**INFORMATION PROVIDED:**
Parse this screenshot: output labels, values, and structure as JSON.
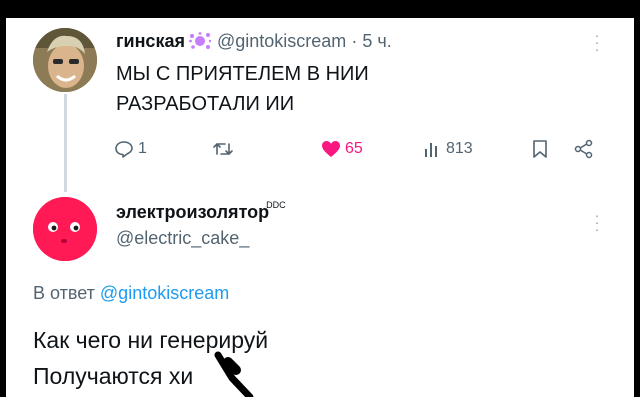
{
  "tweet": {
    "author_name": "гинская",
    "author_handle": "@gintokiscream",
    "separator": "·",
    "time": "5 ч.",
    "text_line1": "МЫ С ПРИЯТЕЛЕМ В НИИ",
    "text_line2": "РАЗРАБОТАЛИ ИИ",
    "actions": {
      "replies": "1",
      "reposts": "",
      "likes": "65",
      "views": "813"
    },
    "badge_icon": "splat-icon"
  },
  "reply": {
    "author_name": "электроизолятор",
    "author_suffix": "DDC",
    "author_handle": "@electric_cake_",
    "reply_prefix": "В ответ",
    "reply_mention": "@gintokiscream",
    "text_line1": "Как чего ни генерируй",
    "text_line2": "Получаются х",
    "text_line2_end": "и"
  },
  "colors": {
    "like": "#f91880",
    "mention": "#1d9bf0",
    "muted": "#536471",
    "text": "#0f1419",
    "avatar_reply": "#ff1a55"
  }
}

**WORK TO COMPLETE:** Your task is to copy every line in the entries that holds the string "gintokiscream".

**SOLUTION:**
    "author_handle": "@gintokiscream",
    "reply_mention": "@gintokiscream",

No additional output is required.